#### EXERCISE DIRECTIONS:
Repeat each entry in full, exactly.

#### RECORDS SHOWN:
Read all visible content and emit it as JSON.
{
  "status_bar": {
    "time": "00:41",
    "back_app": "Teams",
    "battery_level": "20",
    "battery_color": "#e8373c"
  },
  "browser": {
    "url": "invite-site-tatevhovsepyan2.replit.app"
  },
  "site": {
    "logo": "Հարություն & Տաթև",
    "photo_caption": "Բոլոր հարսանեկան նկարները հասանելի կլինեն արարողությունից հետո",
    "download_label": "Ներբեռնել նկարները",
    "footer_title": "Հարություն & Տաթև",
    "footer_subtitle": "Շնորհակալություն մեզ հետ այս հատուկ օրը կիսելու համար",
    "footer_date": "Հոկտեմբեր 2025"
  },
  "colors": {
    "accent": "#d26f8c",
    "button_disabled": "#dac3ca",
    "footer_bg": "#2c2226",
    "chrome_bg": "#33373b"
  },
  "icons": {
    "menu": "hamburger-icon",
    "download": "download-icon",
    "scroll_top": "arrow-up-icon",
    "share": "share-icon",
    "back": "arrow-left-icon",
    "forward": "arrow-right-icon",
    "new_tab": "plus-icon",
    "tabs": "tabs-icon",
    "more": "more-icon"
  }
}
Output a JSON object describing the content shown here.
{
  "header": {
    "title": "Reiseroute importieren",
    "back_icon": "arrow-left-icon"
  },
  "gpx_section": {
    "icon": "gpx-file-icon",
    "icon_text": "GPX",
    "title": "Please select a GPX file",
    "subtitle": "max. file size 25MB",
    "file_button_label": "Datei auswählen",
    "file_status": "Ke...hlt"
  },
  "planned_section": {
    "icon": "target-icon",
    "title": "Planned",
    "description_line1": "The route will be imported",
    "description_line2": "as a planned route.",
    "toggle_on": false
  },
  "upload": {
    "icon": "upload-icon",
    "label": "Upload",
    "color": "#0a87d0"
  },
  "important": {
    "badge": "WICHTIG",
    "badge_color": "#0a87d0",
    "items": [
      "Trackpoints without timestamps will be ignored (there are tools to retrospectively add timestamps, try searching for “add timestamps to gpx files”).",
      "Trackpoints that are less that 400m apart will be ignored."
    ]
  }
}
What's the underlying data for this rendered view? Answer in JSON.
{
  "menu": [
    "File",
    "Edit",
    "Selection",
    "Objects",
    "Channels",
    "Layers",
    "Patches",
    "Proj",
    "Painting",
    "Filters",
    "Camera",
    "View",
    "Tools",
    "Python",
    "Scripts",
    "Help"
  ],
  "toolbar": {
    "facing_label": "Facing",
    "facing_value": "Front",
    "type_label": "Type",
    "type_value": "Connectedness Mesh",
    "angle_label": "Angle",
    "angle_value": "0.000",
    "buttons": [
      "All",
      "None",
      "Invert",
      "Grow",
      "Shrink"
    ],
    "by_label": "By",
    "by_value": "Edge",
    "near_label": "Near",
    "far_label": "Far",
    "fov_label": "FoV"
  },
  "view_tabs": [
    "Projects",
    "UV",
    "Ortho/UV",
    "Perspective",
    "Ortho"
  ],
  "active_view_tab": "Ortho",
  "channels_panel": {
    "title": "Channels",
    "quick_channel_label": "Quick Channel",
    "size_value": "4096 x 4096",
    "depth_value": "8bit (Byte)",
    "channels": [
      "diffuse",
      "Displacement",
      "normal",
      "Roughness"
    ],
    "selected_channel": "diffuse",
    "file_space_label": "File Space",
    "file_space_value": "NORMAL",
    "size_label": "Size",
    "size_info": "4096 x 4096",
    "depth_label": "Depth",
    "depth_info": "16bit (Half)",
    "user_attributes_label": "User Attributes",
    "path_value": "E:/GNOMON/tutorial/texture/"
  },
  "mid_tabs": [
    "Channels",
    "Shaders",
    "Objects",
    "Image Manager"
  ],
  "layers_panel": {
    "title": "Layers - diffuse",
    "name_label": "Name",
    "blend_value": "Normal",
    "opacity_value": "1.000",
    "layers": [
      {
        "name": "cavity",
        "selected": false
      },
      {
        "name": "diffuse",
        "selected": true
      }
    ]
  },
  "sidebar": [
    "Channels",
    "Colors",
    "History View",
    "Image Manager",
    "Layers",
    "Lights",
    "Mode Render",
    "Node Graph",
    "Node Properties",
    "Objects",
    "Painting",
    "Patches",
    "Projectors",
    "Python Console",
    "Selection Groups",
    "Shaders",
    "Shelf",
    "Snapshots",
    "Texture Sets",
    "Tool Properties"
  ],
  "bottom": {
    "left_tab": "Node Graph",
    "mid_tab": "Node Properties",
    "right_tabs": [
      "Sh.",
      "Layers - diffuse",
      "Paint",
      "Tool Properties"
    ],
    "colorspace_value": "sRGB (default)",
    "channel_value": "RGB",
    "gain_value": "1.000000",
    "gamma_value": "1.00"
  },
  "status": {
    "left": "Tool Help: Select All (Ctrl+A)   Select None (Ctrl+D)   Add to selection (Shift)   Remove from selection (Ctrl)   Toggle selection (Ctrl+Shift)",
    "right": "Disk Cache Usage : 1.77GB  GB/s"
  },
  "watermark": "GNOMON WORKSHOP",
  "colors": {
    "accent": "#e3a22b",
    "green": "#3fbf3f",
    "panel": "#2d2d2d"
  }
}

#### EXERCISE OUTPUT:
Read all visible content and emit it as JSON.
{
  "status_bar": {
    "time": "00:41",
    "back_app": "Teams",
    "battery_level": "20",
    "battery_color": "#e8373c"
  },
  "browser": {
    "url": "invite-site-tatevhovsepyan2.replit.app"
  },
  "site": {
    "logo": "Հարություն & Տաթև",
    "photo_caption": "Բոլոր հարսանեկան նկարները հասանելի կլինեն արարողությունից հետո",
    "download_label": "Ներբեռնել նկարները",
    "footer_title": "Հարություն & Տաթև",
    "footer_subtitle": "Շնորհակալություն մեզ հետ այս հատուկ օրը կիսելու համար",
    "footer_date": "Հոկտեմբեր 2025"
  },
  "colors": {
    "accent": "#d26f8c",
    "button_disabled": "#dac3ca",
    "footer_bg": "#2c2226",
    "chrome_bg": "#33373b"
  },
  "icons": {
    "menu": "hamburger-icon",
    "download": "download-icon",
    "scroll_top": "arrow-up-icon",
    "share": "share-icon",
    "back": "arrow-left-icon",
    "forward": "arrow-right-icon",
    "new_tab": "plus-icon",
    "tabs": "tabs-icon",
    "more": "more-icon"
  }
}
Output a JSON object describing the content shown here.
{
  "header": {
    "title": "Reiseroute importieren",
    "back_icon": "arrow-left-icon"
  },
  "gpx_section": {
    "icon": "gpx-file-icon",
    "icon_text": "GPX",
    "title": "Please select a GPX file",
    "subtitle": "max. file size 25MB",
    "file_button_label": "Datei auswählen",
    "file_status": "Ke...hlt"
  },
  "planned_section": {
    "icon": "target-icon",
    "title": "Planned",
    "description_line1": "The route will be imported",
    "description_line2": "as a planned route.",
    "toggle_on": false
  },
  "upload": {
    "icon": "upload-icon",
    "label": "Upload",
    "color": "#0a87d0"
  },
  "important": {
    "badge": "WICHTIG",
    "badge_color": "#0a87d0",
    "items": [
      "Trackpoints without timestamps will be ignored (there are tools to retrospectively add timestamps, try searching for “add timestamps to gpx files”).",
      "Trackpoints that are less that 400m apart will be ignored."
    ]
  }
}
What's the underlying data for this rendered view? Answer in JSON.
{
  "menu": [
    "File",
    "Edit",
    "Selection",
    "Objects",
    "Channels",
    "Layers",
    "Patches",
    "Proj",
    "Painting",
    "Filters",
    "Camera",
    "View",
    "Tools",
    "Python",
    "Scripts",
    "Help"
  ],
  "toolbar": {
    "facing_label": "Facing",
    "facing_value": "Front",
    "type_label": "Type",
    "type_value": "Connectedness Mesh",
    "angle_label": "Angle",
    "angle_value": "0.000",
    "buttons": [
      "All",
      "None",
      "Invert",
      "Grow",
      "Shrink"
    ],
    "by_label": "By",
    "by_value": "Edge",
    "near_label": "Near",
    "far_label": "Far",
    "fov_label": "FoV"
  },
  "view_tabs": [
    "Projects",
    "UV",
    "Ortho/UV",
    "Perspective",
    "Ortho"
  ],
  "active_view_tab": "Ortho",
  "channels_panel": {
    "title": "Channels",
    "quick_channel_label": "Quick Channel",
    "size_value": "4096 x 4096",
    "depth_value": "8bit (Byte)",
    "channels": [
      "diffuse",
      "Displacement",
      "normal",
      "Roughness"
    ],
    "selected_channel": "diffuse",
    "file_space_label": "File Space",
    "file_space_value": "NORMAL",
    "size_label": "Size",
    "size_info": "4096 x 4096",
    "depth_label": "Depth",
    "depth_info": "16bit (Half)",
    "user_attributes_label": "User Attributes",
    "path_value": "E:/GNOMON/tutorial/texture/"
  },
  "mid_tabs": [
    "Channels",
    "Shaders",
    "Objects",
    "Image Manager"
  ],
  "layers_panel": {
    "title": "Layers - diffuse",
    "name_label": "Name",
    "blend_value": "Normal",
    "opacity_value": "1.000",
    "layers": [
      {
        "name": "cavity",
        "selected": false
      },
      {
        "name": "diffuse",
        "selected": true
      }
    ]
  },
  "sidebar": [
    "Channels",
    "Colors",
    "History View",
    "Image Manager",
    "Layers",
    "Lights",
    "Mode Render",
    "Node Graph",
    "Node Properties",
    "Objects",
    "Painting",
    "Patches",
    "Projectors",
    "Python Console",
    "Selection Groups",
    "Shaders",
    "Shelf",
    "Snapshots",
    "Texture Sets",
    "Tool Properties"
  ],
  "bottom": {
    "left_tab": "Node Graph",
    "mid_tab": "Node Properties",
    "right_tabs": [
      "Sh.",
      "Layers - diffuse",
      "Paint",
      "Tool Properties"
    ],
    "colorspace_value": "sRGB (default)",
    "channel_value": "RGB",
    "gain_value": "1.000000",
    "gamma_value": "1.00"
  },
  "status": {
    "left": "Tool Help: Select All (Ctrl+A)   Select None (Ctrl+D)   Add to selection (Shift)   Remove from selection (Ctrl)   Toggle selection (Ctrl+Shift)",
    "right": "Disk Cache Usage : 1.77GB  GB/s"
  },
  "watermark": "GNOMON WORKSHOP",
  "colors": {
    "accent": "#e3a22b",
    "green": "#3fbf3f",
    "panel": "#2d2d2d"
  }
}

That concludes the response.